(AC): This year, I teach Kindergarten, 1st, 2nd, and 4th grade performing arts classes, as well as lead an after-school Drama Club of 4th and 5th grade students.
In the early grades, I do a lot of work with ‘Storydrama’, - a technique in which students engage with vivid and dynamic storybooks via dramatic activities, investigation of character, place, action, objective, etc. This process is especially good at guiding students into habits of critical reading (ex. Why are these characters the way that they are? What would you have done in their shoes? What do we know and what don’t we know about their lives? etc.) while allowing their imaginations to run wild within the worlds we encounter. It is very fun.
In 4th grade, we are exploring skills of stagecraft, acting, and text analysis more formally. They are currently working on their first performance pieces of the year – one tackling James and the Giant Peach, and the other taking on Charlie and the Chocolate Factory. The students will be actors on the project, of course, but are also working as part of production design teams. Each team is responsible for a specific technical element, whether it’s assembling props and set pieces, designing costumes, managing sound and lighting, or keeping the whole operation running smoothly as a stage manager. The displays of teamwork have been outstanding, and I cannot wait to see what more the students come up with as we approach showtime!

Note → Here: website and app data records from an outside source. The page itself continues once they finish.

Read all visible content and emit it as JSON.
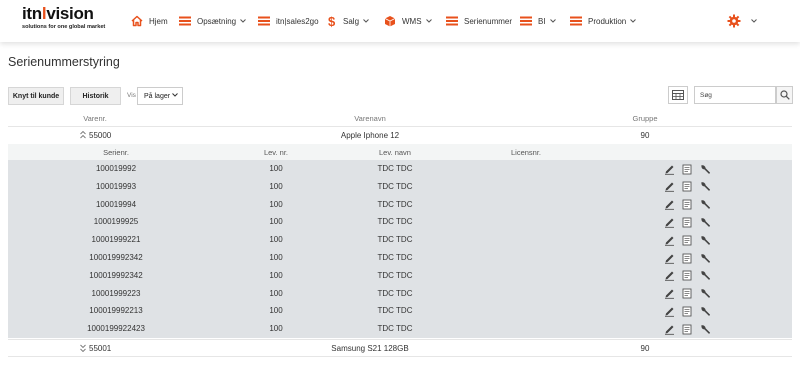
{
  "app": {
    "logo_prefix": "itn",
    "logo_bar": "l",
    "logo_suffix": "vision",
    "logo_tagline": "solutions for one global market",
    "accent_color": "#e8511c"
  },
  "nav": {
    "items": [
      {
        "label": "Hjem",
        "icon": "home-icon",
        "dropdown": false
      },
      {
        "label": "Opsætning",
        "icon": "menu-lines-icon",
        "dropdown": true
      },
      {
        "label": "itn|sales2go",
        "icon": "menu-lines-icon",
        "dropdown": false
      },
      {
        "label": "Salg",
        "icon": "dollar-icon",
        "dropdown": true
      },
      {
        "label": "WMS",
        "icon": "box-icon",
        "dropdown": true
      },
      {
        "label": "Serienummer",
        "icon": "menu-lines-icon",
        "dropdown": false
      },
      {
        "label": "BI",
        "icon": "menu-lines-icon",
        "dropdown": true
      },
      {
        "label": "Produktion",
        "icon": "menu-lines-icon",
        "dropdown": true
      }
    ],
    "settings_icon": "gear-icon"
  },
  "page": {
    "title": "Serienummerstyring"
  },
  "toolbar": {
    "knyt_label": "Knyt til kunde",
    "historik_label": "Historik",
    "vis_label": "Vis",
    "filter_value": "På lager",
    "search_placeholder": "Søg"
  },
  "table": {
    "columns": {
      "varenr": "Varenr.",
      "varenavn": "Varenavn",
      "gruppe": "Gruppe"
    },
    "sub_columns": {
      "serienr": "Serienr.",
      "lev_nr": "Lev. nr.",
      "lev_navn": "Lev. navn",
      "licensnr": "Licensnr."
    },
    "groups": [
      {
        "varenr": "55000",
        "varenavn": "Apple Iphone 12",
        "gruppe": "90",
        "expanded": true,
        "serials": [
          {
            "serienr": "100019992",
            "lev_nr": "100",
            "lev_navn": "TDC TDC",
            "licensnr": ""
          },
          {
            "serienr": "100019993",
            "lev_nr": "100",
            "lev_navn": "TDC TDC",
            "licensnr": ""
          },
          {
            "serienr": "100019994",
            "lev_nr": "100",
            "lev_navn": "TDC TDC",
            "licensnr": ""
          },
          {
            "serienr": "1000199925",
            "lev_nr": "100",
            "lev_navn": "TDC TDC",
            "licensnr": ""
          },
          {
            "serienr": "10001999221",
            "lev_nr": "100",
            "lev_navn": "TDC TDC",
            "licensnr": ""
          },
          {
            "serienr": "100019992342",
            "lev_nr": "100",
            "lev_navn": "TDC TDC",
            "licensnr": ""
          },
          {
            "serienr": "100019992342",
            "lev_nr": "100",
            "lev_navn": "TDC TDC",
            "licensnr": ""
          },
          {
            "serienr": "10001999223",
            "lev_nr": "100",
            "lev_navn": "TDC TDC",
            "licensnr": ""
          },
          {
            "serienr": "100019992213",
            "lev_nr": "100",
            "lev_navn": "TDC TDC",
            "licensnr": ""
          },
          {
            "serienr": "1000199922423",
            "lev_nr": "100",
            "lev_navn": "TDC TDC",
            "licensnr": ""
          }
        ]
      },
      {
        "varenr": "55001",
        "varenavn": "Samsung S21 128GB",
        "gruppe": "90",
        "expanded": false,
        "serials": []
      }
    ],
    "row_actions": [
      "pencil-icon",
      "note-icon",
      "wrench-icon"
    ]
  }
}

In the spring, the 4th graders will move into their Shakespeare unit, which will be very exciting. We will discuss the Renaissance as a moment in Western theatre history, Shakespeare’s life and work, learn about the mechanics of his language (scansion, meter, verse, rhyme, etc.) and perform a version of one of the plays. I couldn’t be more excited to explore this material with the students!
(ES): I teach 3rd grade this year as well as the middle/high school Drama Elective. The 3rd grade is rehearsing Little Red Riding Hood with a twist! Working collaboratively between all of the 3rd grade classes, students are acting out the classic story, and then writing and performing their own versions, set in Outer Space and Prehistoric Times.
The 6th/7th/8th and 9th grade Drama Electives will come together to perform the Selfish Giant: a Night of Oscar Wilde on Dec. 10 at 6:00 PM. Each Elective has a special part they are rehearsing in preparation for the night, including dramaturgey, Acting, and Design. Recently the 7th grade practiced their choreography and puppetry skills for the show. We're starting to really dig deep in the upper grades!
Do you see any interplay between what you do in your class and the other courses our students are taking?
(ES): Yes! We did our Greek Chorus project in the 6th grade and almost the whole student audience was studying Greek Mythology at the time. In the 7th/8th/9th, we are collaborating with the engineering and physics teachers to create the Giant puppet. Theatre has so much integration possibility with other subjects, and students are excited to see those collaborations come to life.
(AC): Absolutely! Ms. Simmons and I both make efforts whenever possible to coordinate the texts we use, vocabulary we employ, and themes we encounter with our students’ other subjects. My 1st graders were recently surprised to enter my classroom to find the cardboard masks they had made in Ms. Hannan’s art class laid out on the floor for use in a physical theatre lesson, which was great fun. I have also had students approach me with ideas for performance projects based on the books they are reading in English class, and events and time periods they are studying in history and classics.
Do you have any favorite stories?
(ES): The 3rd grade writing their Fractured Fairy Tales have been awesome. Students are really excited about bringing in props for Little Red Riding Hood, and in writing their ideas for Outer Space Little Red Riding Hood, I have several of them coming up with some creative out-of-the-box ideas like moon rocks instead of cookies for grandma!
(AC): Too many to count! A favorite quote from a 4th grader - “In performing arts, I feel like myself!” It doesn’t get much better than that!
We invite you to take a look at more pictures of performing arts at BASIS Independent by visiting our Brooklyn schools' Facebook page.